So, what’s the real story of this movie? I would say choices. Some of them are pretty funny. Sabotage. Self¬¬-sabotage. I thought Donna was crazy when she said that Jo would end up with Tom. But she was just being the accusatory person she always is.
“Vengeance Is Mine” is a story about mothers, daughters, God, puritans, quiet Eastern Europeans, and “ethnics.” It was written by Roemer, a German Jew who escaped the Holocaust as a child on a train for children called a “Kindertransport.” The film seems simple at first, but it has a lot of literary and cinematic depth. Barbara Taylor Bradford wears clothes from John Updike, Phil Donahue, and Ingmar Bergman.
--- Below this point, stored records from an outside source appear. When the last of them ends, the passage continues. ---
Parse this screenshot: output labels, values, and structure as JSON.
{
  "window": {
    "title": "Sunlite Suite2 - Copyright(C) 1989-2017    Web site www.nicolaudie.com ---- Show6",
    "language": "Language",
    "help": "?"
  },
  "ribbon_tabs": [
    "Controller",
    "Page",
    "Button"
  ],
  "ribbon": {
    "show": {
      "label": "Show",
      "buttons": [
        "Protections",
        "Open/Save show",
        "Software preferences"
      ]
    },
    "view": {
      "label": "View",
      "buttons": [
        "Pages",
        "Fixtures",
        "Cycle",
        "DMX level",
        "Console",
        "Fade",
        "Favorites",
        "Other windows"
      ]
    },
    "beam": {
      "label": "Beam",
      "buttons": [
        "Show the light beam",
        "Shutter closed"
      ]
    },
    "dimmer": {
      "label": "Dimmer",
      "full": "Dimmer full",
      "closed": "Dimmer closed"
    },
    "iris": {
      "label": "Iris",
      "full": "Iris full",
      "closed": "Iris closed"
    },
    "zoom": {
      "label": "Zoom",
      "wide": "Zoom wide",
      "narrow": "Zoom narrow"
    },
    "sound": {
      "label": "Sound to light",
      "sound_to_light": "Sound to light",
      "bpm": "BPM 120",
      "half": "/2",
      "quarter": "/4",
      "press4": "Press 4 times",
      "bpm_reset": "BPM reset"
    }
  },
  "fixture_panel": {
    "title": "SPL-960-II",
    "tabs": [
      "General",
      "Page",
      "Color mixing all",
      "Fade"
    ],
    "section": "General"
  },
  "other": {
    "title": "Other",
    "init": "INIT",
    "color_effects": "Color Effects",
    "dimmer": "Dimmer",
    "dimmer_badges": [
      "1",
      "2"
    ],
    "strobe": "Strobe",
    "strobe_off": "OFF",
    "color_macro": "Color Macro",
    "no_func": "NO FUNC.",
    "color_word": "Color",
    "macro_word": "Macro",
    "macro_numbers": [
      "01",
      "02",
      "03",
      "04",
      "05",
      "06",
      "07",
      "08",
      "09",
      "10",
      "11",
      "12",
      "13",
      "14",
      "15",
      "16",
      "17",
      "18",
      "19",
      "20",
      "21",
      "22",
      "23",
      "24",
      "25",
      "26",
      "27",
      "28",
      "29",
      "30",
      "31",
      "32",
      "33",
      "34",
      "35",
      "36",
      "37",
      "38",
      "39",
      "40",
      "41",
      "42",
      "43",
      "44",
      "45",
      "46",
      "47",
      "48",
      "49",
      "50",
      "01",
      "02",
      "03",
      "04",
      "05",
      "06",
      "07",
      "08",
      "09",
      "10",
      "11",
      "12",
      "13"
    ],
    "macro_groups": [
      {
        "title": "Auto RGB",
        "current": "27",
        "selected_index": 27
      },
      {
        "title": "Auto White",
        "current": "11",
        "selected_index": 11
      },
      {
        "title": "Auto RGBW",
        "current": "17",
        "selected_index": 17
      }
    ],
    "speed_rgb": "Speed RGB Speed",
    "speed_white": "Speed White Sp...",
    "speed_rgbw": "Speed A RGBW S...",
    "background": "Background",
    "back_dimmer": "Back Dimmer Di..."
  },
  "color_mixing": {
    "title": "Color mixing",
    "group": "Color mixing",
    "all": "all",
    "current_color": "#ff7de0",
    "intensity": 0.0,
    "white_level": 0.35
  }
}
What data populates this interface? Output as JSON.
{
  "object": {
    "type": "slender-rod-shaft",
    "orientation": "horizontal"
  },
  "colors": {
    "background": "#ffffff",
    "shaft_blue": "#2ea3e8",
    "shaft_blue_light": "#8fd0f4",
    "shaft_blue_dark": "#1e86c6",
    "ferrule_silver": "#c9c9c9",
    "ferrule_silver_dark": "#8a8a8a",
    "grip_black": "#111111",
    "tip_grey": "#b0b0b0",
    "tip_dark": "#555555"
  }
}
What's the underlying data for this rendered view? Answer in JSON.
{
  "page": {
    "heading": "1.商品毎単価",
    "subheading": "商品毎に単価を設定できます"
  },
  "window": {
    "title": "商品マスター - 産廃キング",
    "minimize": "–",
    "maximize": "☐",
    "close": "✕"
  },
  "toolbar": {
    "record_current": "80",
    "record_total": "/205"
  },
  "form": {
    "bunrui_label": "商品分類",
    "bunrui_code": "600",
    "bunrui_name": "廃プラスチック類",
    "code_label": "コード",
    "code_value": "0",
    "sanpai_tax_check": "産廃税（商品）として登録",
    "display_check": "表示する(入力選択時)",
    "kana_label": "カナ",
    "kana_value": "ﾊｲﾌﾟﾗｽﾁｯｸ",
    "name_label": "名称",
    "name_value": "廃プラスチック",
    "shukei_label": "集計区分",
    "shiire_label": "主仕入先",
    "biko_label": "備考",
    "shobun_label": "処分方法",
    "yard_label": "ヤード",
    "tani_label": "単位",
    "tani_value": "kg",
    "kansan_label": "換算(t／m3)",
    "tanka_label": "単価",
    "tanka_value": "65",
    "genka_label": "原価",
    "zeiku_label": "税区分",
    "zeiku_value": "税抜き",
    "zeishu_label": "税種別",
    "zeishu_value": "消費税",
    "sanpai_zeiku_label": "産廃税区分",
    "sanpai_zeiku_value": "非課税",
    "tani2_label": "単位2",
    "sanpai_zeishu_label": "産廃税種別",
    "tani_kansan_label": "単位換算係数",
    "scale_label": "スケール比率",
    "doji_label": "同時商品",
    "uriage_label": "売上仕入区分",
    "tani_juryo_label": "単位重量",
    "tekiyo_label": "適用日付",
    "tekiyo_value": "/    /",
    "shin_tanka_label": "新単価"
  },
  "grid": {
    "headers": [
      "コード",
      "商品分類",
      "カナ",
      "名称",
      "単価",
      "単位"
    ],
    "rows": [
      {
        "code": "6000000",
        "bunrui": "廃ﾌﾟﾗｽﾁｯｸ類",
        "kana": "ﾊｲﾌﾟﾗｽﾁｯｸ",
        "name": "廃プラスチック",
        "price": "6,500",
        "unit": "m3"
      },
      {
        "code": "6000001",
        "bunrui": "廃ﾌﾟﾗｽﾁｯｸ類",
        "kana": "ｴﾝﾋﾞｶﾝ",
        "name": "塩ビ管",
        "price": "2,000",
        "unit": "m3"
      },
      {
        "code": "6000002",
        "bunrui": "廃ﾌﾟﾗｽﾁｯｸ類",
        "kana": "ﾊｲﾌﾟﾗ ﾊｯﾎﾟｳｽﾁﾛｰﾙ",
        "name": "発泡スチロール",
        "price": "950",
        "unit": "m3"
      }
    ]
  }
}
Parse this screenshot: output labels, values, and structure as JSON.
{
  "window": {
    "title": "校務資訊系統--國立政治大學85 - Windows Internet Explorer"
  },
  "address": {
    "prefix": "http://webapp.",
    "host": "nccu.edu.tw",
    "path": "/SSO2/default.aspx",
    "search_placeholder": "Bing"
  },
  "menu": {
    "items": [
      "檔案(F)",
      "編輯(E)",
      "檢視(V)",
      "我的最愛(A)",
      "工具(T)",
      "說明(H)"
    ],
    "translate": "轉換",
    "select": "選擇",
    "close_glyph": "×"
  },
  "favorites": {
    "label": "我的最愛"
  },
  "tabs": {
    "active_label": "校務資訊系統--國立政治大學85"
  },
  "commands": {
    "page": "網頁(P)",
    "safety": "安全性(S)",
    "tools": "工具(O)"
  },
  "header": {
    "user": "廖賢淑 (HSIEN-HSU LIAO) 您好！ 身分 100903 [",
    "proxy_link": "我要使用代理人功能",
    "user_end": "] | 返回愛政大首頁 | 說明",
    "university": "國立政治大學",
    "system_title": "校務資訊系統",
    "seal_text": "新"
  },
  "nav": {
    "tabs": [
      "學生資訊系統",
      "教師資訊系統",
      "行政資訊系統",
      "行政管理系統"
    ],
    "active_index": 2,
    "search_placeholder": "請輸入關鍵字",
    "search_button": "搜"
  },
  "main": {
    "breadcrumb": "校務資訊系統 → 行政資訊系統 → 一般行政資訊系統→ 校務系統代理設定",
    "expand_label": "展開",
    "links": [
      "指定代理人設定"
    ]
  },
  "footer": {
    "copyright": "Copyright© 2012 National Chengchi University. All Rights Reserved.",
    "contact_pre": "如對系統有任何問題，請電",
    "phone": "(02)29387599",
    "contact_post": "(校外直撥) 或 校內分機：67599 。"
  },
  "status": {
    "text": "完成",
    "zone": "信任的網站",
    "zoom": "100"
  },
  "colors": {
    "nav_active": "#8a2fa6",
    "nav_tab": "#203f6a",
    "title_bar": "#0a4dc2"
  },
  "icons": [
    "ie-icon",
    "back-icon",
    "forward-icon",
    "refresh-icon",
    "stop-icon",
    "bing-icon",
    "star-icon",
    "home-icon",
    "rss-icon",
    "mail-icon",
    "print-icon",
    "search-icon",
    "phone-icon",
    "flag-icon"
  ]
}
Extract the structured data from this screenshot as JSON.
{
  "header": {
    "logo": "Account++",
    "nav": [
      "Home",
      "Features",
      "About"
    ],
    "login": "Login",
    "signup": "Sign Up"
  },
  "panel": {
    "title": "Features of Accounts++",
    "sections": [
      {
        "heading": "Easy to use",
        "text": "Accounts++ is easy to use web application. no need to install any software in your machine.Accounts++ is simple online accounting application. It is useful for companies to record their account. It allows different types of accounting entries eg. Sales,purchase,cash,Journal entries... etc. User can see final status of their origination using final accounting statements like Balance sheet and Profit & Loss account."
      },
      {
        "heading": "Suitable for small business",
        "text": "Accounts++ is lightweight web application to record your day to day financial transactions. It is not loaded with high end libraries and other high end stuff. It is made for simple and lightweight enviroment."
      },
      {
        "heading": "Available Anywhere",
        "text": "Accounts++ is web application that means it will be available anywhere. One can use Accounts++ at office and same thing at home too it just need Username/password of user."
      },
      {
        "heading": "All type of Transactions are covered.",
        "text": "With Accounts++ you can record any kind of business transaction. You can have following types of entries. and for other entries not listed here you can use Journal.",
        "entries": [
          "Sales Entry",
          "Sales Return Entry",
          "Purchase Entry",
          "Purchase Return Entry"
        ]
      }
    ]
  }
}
The movie could fit in with Woody Allen and Henry Jaglom’s mental instability and angst about being a middle-class person. Its return brings the same surprise and joy as when Kathleen Collins’s romantic comedy “Losing Ground,” which was made in 1982 but didn’t get much attention until a few years ago, was rediscovered.
In Roemer’s movie, the situations of the different characters mirror and double each other, but they never fit together. The movie’s nice homes and Donna’s early 1980s sense of style are ruined by low-life and spite. People are funny and interesting in the same way that these characters are funny and interesting. Men love their convertibles, and women love their wine. Ways of doing harm that don’t leave a clear mark. In a way that feels a little bit sociopathic, life just goes on. Roemer is not making fun of the revenge. It’s all over.